::: Entries shown :::

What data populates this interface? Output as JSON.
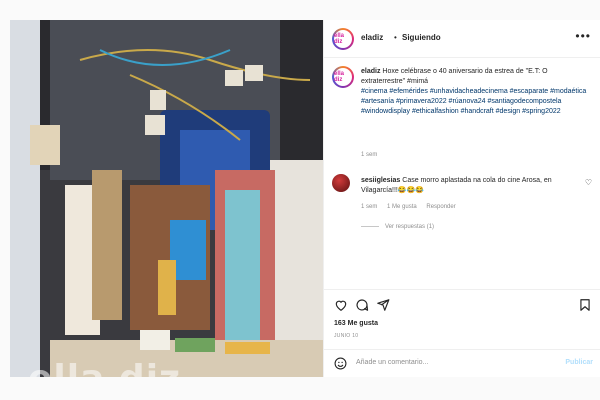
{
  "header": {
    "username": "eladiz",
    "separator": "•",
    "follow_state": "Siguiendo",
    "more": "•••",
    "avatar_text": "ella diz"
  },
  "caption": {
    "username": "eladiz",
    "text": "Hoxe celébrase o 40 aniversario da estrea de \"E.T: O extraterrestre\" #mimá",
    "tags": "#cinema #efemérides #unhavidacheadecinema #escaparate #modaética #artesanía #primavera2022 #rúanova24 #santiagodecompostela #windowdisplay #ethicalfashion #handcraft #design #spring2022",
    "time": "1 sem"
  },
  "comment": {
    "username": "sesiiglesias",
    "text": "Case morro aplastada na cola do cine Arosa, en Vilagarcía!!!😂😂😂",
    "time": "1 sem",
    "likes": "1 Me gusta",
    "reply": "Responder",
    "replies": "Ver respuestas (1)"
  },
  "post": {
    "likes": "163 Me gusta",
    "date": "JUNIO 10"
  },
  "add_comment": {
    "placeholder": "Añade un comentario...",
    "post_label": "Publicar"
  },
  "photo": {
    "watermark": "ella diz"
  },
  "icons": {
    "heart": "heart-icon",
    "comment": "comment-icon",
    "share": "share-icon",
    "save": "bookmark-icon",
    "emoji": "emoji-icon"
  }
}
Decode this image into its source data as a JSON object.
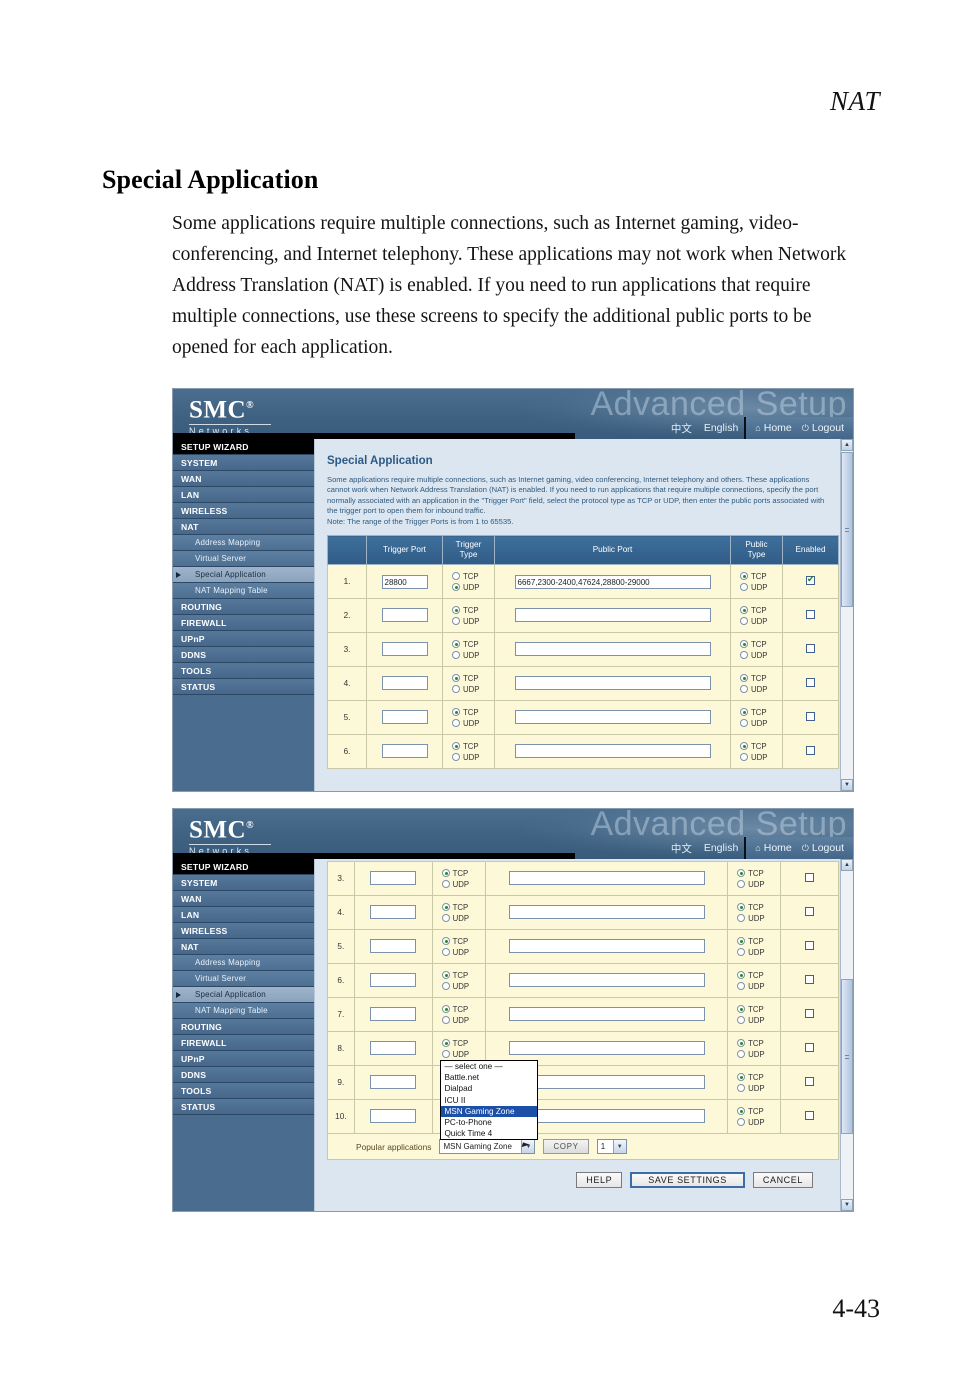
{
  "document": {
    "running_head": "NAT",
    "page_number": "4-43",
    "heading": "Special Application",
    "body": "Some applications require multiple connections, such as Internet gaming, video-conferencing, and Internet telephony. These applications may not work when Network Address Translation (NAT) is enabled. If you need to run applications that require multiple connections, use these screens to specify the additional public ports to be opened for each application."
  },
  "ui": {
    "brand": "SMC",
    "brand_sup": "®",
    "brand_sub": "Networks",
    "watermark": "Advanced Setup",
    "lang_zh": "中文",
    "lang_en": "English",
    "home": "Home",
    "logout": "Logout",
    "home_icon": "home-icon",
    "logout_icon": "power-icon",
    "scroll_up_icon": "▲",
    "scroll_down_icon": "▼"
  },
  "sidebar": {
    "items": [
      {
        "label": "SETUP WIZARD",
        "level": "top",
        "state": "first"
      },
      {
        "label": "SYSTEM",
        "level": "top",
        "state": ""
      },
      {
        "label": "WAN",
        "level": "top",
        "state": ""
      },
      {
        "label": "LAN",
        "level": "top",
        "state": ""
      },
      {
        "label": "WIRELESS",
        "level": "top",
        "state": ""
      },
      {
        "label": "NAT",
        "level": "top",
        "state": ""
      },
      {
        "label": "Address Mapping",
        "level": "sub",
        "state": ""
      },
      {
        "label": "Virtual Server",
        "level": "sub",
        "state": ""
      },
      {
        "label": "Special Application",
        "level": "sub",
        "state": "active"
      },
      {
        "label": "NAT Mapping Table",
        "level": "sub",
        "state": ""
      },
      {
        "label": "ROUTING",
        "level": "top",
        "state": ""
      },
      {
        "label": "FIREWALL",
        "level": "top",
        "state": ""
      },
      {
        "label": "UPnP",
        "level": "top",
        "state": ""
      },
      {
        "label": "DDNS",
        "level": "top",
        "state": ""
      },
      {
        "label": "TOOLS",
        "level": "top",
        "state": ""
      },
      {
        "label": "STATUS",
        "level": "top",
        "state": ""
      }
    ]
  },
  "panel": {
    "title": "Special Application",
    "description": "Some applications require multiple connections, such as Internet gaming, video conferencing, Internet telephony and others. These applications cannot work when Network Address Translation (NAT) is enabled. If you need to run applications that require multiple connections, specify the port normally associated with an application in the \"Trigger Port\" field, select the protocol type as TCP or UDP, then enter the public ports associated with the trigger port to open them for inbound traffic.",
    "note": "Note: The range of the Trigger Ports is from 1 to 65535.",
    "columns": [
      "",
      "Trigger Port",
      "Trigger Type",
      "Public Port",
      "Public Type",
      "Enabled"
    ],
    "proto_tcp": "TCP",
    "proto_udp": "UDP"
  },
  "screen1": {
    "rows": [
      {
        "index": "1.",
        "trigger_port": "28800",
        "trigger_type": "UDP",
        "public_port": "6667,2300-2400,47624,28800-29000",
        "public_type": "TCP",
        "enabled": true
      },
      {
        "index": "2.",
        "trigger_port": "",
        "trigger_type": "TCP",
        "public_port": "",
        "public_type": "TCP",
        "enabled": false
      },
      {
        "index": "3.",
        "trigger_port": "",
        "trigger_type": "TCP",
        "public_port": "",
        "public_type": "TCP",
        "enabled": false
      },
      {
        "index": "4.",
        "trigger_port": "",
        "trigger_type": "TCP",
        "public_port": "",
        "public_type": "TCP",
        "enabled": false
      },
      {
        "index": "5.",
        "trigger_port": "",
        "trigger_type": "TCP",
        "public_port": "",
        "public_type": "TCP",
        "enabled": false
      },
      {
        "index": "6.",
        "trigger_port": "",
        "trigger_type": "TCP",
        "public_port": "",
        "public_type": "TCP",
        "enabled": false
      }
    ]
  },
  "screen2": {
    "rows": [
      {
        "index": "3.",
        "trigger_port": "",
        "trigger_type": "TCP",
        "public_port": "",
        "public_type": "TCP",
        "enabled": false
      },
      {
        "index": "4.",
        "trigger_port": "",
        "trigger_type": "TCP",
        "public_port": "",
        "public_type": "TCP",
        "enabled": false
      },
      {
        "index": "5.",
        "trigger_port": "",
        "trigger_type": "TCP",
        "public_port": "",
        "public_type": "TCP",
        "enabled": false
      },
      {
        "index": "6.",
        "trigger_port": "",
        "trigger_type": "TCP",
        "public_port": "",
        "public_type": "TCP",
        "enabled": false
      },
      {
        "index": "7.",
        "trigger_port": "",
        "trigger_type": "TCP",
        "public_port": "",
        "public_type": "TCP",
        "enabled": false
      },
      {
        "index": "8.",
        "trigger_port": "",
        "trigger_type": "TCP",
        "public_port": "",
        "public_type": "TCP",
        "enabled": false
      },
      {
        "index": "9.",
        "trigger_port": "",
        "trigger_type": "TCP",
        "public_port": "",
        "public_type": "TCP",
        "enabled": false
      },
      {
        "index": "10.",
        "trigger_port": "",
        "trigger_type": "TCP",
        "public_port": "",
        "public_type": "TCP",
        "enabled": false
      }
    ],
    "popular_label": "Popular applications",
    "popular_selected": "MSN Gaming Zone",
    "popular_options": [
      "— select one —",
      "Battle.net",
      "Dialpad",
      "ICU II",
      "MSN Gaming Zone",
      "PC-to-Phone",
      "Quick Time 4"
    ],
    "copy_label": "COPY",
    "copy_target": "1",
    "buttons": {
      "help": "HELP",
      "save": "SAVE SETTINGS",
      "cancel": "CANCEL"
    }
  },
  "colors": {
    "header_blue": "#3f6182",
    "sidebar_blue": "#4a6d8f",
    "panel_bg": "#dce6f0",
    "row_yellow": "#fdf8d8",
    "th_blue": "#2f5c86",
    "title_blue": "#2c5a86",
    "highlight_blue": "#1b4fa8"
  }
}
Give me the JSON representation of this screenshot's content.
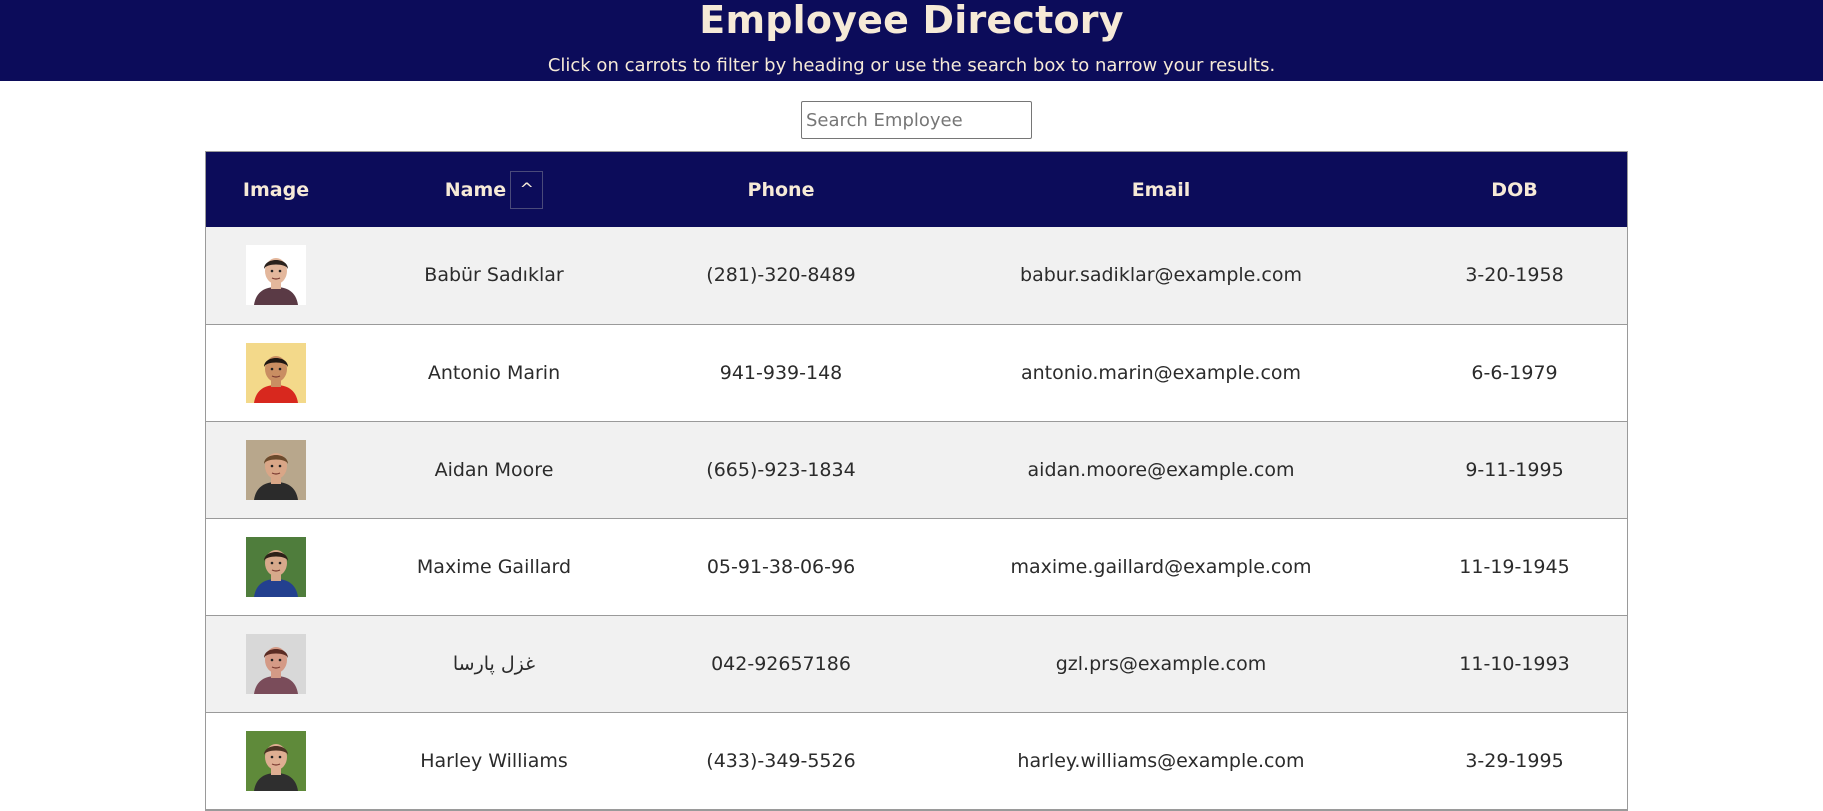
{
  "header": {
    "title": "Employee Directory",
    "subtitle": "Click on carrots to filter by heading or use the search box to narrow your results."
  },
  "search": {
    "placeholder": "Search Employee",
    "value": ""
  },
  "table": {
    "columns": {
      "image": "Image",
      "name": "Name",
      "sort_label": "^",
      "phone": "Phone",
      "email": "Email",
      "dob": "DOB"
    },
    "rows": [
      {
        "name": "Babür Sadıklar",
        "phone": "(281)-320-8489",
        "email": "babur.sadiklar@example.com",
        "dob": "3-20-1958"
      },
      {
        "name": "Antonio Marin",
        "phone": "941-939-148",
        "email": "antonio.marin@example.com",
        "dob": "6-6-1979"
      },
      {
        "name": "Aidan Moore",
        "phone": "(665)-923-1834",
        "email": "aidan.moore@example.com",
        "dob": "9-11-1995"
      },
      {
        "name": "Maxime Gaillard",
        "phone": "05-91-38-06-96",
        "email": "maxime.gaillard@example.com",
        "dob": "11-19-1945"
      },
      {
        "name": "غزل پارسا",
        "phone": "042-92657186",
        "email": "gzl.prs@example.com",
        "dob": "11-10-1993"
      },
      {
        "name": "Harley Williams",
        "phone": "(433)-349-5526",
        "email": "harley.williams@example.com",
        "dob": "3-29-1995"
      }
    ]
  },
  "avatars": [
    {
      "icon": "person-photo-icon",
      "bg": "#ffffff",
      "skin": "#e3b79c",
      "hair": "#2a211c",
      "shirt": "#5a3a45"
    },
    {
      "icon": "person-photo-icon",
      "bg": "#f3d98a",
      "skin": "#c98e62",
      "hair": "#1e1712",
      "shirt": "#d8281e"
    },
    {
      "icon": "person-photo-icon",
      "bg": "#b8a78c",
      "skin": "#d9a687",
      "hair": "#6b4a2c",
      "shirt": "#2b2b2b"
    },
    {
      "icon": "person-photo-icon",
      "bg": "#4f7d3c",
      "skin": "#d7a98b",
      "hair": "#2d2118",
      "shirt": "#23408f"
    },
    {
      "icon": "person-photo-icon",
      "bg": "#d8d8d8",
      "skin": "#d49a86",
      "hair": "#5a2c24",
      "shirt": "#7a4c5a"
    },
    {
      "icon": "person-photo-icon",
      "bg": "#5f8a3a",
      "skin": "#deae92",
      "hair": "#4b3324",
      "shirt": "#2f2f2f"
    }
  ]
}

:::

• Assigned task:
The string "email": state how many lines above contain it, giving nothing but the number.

• Solution for this problem:
7